“Spare the rod, spoil the child?” When is a child an adult mentally, cognitively? And who is to say?… Society? … The parent who was molded by that same (perhaps past) society?
Has anyone seen the video (now unfortunately remastered) entitled “A Trip Down Market Street?”
When I first saw it some years ago what I noticed most was all the very young people out and about toiling in the busy street… for example selling newspapers, etc. Then it dawned on me, they weren’t considered children… they were considered adults. They were adults in a transitioning society, one rapidly transitioning from pre-industrial to industrial… sociologically. So too, with our “modern” times… a post-industrial, informational based society. Perhaps from a sociological standpoint, we all require a re-evaluation of what it is to be “adult.” And what it is to be “a child.”
Not to mention that science now indicates that on average, most human developing brains are not as robust in cognitive reasoning as once thought… even in individuals in their very late teens.
How can we even consider corporal punishment as an answer to any problem involving children?
Just an observation.
Good points. I once saw a woman slap a baby. That mama thought she was disciplining her child. I once told off a group of religious folks, who love to walk door to door spreading their particular point of view, because they were pushing their little kids to go along with them in the hot sun, at noon, in south Florida, on a Saturday.
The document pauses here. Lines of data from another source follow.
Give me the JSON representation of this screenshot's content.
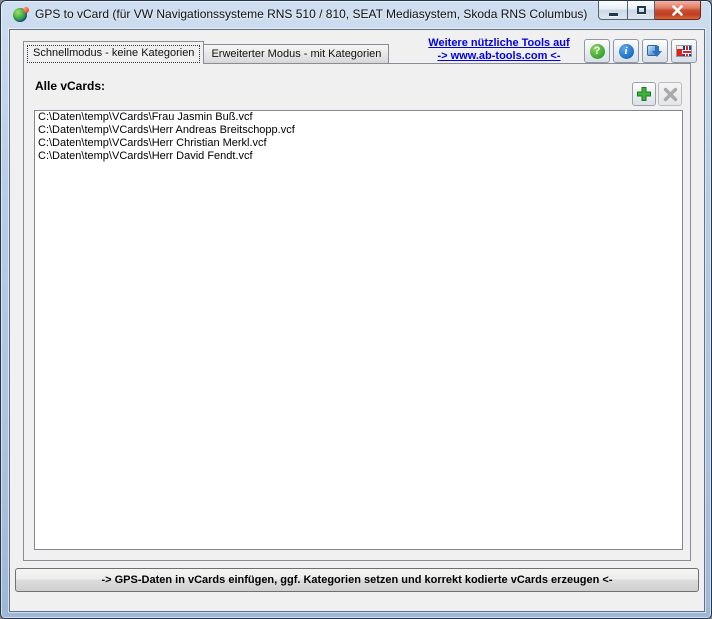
{
  "window": {
    "title": "GPS to vCard (für VW Navigationssysteme RNS 510 / 810, SEAT Mediasystem, Skoda RNS Columbus)"
  },
  "tabs": [
    {
      "label": "Schnellmodus - keine Kategorien",
      "active": true
    },
    {
      "label": "Erweiterter Modus - mit Kategorien",
      "active": false
    }
  ],
  "link": {
    "line1": "Weitere nützliche Tools auf",
    "line2": "-> www.ab-tools.com <-"
  },
  "toolbar": {
    "help_glyph": "?",
    "info_glyph": "i",
    "icons": [
      "help-icon",
      "info-icon",
      "update-download-icon",
      "language-flag-icon"
    ]
  },
  "panel": {
    "label": "Alle vCards:"
  },
  "list": {
    "items": [
      "C:\\Daten\\temp\\VCards\\Frau Jasmin Buß.vcf",
      "C:\\Daten\\temp\\VCards\\Herr Andreas Breitschopp.vcf",
      "C:\\Daten\\temp\\VCards\\Herr Christian Merkl.vcf",
      "C:\\Daten\\temp\\VCards\\Herr David Fendt.vcf"
    ]
  },
  "action_button": {
    "label": "-> GPS-Daten in vCards einfügen, ggf. Kategorien setzen und korrekt kodierte vCards erzeugen <-"
  },
  "colors": {
    "frame_blue": "#b9cde4",
    "client_bg": "#f0f0f0",
    "link_blue": "#0000e8",
    "close_red": "#bf3e22",
    "add_green": "#2fae2f",
    "remove_gray": "#a9a9a9"
  }
}
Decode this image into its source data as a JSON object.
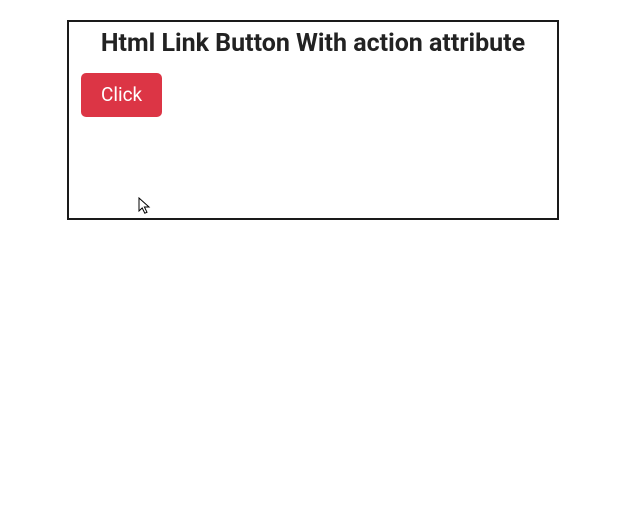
{
  "card": {
    "title": "Html Link Button With action attribute",
    "button_label": "Click"
  },
  "colors": {
    "button_bg": "#dc3545",
    "button_fg": "#ffffff",
    "border": "#1a1a1a"
  }
}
Those parents thought they were absolutely doing the right thing.
Now, when my husband sees the same religious people coming up the road, he thinks “oh-oh!”